<<<<

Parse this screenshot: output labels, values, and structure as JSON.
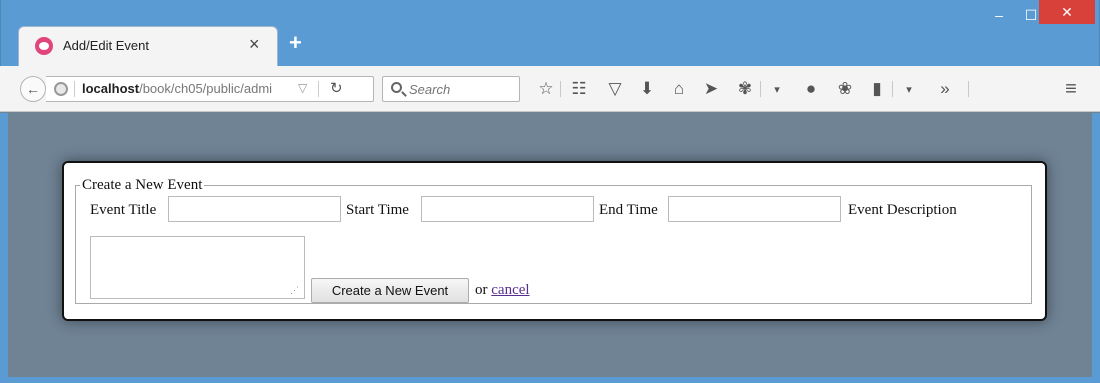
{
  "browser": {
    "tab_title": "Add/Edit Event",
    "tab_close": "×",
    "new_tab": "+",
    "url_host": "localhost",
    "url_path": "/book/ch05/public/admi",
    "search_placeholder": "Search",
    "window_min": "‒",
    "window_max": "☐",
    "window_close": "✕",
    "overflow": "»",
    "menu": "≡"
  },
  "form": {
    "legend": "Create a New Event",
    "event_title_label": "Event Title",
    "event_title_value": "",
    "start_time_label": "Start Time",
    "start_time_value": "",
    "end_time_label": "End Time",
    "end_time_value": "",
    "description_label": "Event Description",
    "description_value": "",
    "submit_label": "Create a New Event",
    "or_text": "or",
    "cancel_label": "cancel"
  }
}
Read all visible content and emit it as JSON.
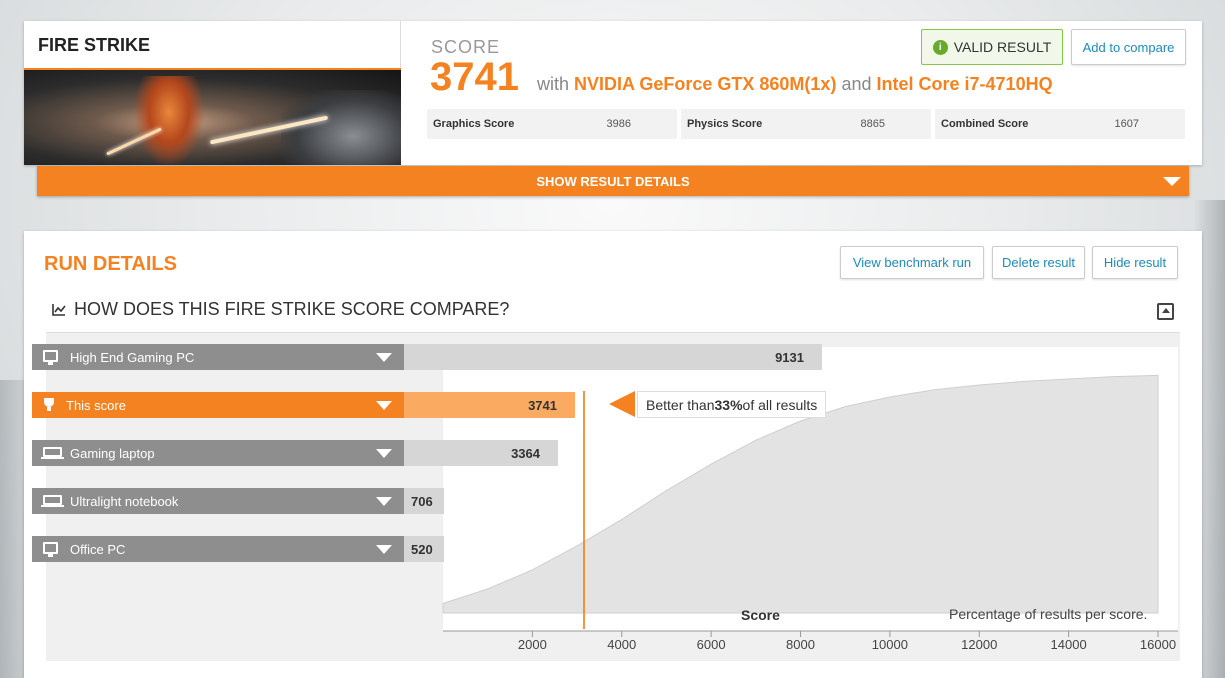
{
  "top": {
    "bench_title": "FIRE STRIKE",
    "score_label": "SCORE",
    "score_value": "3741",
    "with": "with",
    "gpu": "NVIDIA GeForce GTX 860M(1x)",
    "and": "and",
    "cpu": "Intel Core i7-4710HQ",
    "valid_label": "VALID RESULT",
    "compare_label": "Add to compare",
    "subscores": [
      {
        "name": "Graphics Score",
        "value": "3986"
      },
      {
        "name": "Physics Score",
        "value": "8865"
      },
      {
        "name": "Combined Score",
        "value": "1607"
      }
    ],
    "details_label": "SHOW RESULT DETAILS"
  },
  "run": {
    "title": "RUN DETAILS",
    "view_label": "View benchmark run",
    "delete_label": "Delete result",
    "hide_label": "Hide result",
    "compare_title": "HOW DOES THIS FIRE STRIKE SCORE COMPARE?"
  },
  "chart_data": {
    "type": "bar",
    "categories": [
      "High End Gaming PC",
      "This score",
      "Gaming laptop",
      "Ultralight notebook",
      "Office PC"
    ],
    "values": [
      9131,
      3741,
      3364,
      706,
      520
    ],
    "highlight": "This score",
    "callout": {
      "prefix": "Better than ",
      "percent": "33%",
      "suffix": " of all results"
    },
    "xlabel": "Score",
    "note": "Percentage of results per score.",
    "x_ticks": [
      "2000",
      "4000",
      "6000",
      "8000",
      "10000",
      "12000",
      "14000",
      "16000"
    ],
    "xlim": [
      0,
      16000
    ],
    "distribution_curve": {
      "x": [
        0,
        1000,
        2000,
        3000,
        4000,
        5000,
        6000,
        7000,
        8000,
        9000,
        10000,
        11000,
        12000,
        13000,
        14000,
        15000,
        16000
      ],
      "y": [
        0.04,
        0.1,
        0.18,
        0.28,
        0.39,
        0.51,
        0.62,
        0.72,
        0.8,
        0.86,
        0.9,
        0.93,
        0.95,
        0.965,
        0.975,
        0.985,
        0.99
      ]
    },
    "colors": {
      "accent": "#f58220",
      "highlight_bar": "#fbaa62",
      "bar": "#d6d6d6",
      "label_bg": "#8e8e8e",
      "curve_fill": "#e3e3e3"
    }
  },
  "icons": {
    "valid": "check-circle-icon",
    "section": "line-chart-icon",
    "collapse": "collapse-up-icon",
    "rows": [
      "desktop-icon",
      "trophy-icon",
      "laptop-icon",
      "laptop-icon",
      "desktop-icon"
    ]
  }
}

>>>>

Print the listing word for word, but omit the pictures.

Parse this screenshot: output labels, values, and structure as JSON.
{
  "browser": {
    "tab_title": "Add/Edit Event",
    "tab_close": "×",
    "new_tab": "+",
    "url_host": "localhost",
    "url_path": "/book/ch05/public/admi",
    "search_placeholder": "Search",
    "window_min": "‒",
    "window_max": "☐",
    "window_close": "✕",
    "overflow": "»",
    "menu": "≡"
  },
  "form": {
    "legend": "Create a New Event",
    "event_title_label": "Event Title",
    "event_title_value": "",
    "start_time_label": "Start Time",
    "start_time_value": "",
    "end_time_label": "End Time",
    "end_time_value": "",
    "description_label": "Event Description",
    "description_value": "",
    "submit_label": "Create a New Event",
    "or_text": "or",
    "cancel_label": "cancel"
  }
}
Read all visible content and emit it as JSON.
{
  "top": {
    "bench_title": "FIRE STRIKE",
    "score_label": "SCORE",
    "score_value": "3741",
    "with": "with",
    "gpu": "NVIDIA GeForce GTX 860M(1x)",
    "and": "and",
    "cpu": "Intel Core i7-4710HQ",
    "valid_label": "VALID RESULT",
    "compare_label": "Add to compare",
    "subscores": [
      {
        "name": "Graphics Score",
        "value": "3986"
      },
      {
        "name": "Physics Score",
        "value": "8865"
      },
      {
        "name": "Combined Score",
        "value": "1607"
      }
    ],
    "details_label": "SHOW RESULT DETAILS"
  },
  "run": {
    "title": "RUN DETAILS",
    "view_label": "View benchmark run",
    "delete_label": "Delete result",
    "hide_label": "Hide result",
    "compare_title": "HOW DOES THIS FIRE STRIKE SCORE COMPARE?"
  },
  "chart_data": {
    "type": "bar",
    "categories": [
      "High End Gaming PC",
      "This score",
      "Gaming laptop",
      "Ultralight notebook",
      "Office PC"
    ],
    "values": [
      9131,
      3741,
      3364,
      706,
      520
    ],
    "highlight": "This score",
    "callout": {
      "prefix": "Better than ",
      "percent": "33%",
      "suffix": " of all results"
    },
    "xlabel": "Score",
    "note": "Percentage of results per score.",
    "x_ticks": [
      "2000",
      "4000",
      "6000",
      "8000",
      "10000",
      "12000",
      "14000",
      "16000"
    ],
    "xlim": [
      0,
      16000
    ],
    "distribution_curve": {
      "x": [
        0,
        1000,
        2000,
        3000,
        4000,
        5000,
        6000,
        7000,
        8000,
        9000,
        10000,
        11000,
        12000,
        13000,
        14000,
        15000,
        16000
      ],
      "y": [
        0.04,
        0.1,
        0.18,
        0.28,
        0.39,
        0.51,
        0.62,
        0.72,
        0.8,
        0.86,
        0.9,
        0.93,
        0.95,
        0.965,
        0.975,
        0.985,
        0.99
      ]
    },
    "colors": {
      "accent": "#f58220",
      "highlight_bar": "#fbaa62",
      "bar": "#d6d6d6",
      "label_bg": "#8e8e8e",
      "curve_fill": "#e3e3e3"
    }
  },
  "icons": {
    "valid": "check-circle-icon",
    "section": "line-chart-icon",
    "collapse": "collapse-up-icon",
    "rows": [
      "desktop-icon",
      "trophy-icon",
      "laptop-icon",
      "laptop-icon",
      "desktop-icon"
    ]
  }
}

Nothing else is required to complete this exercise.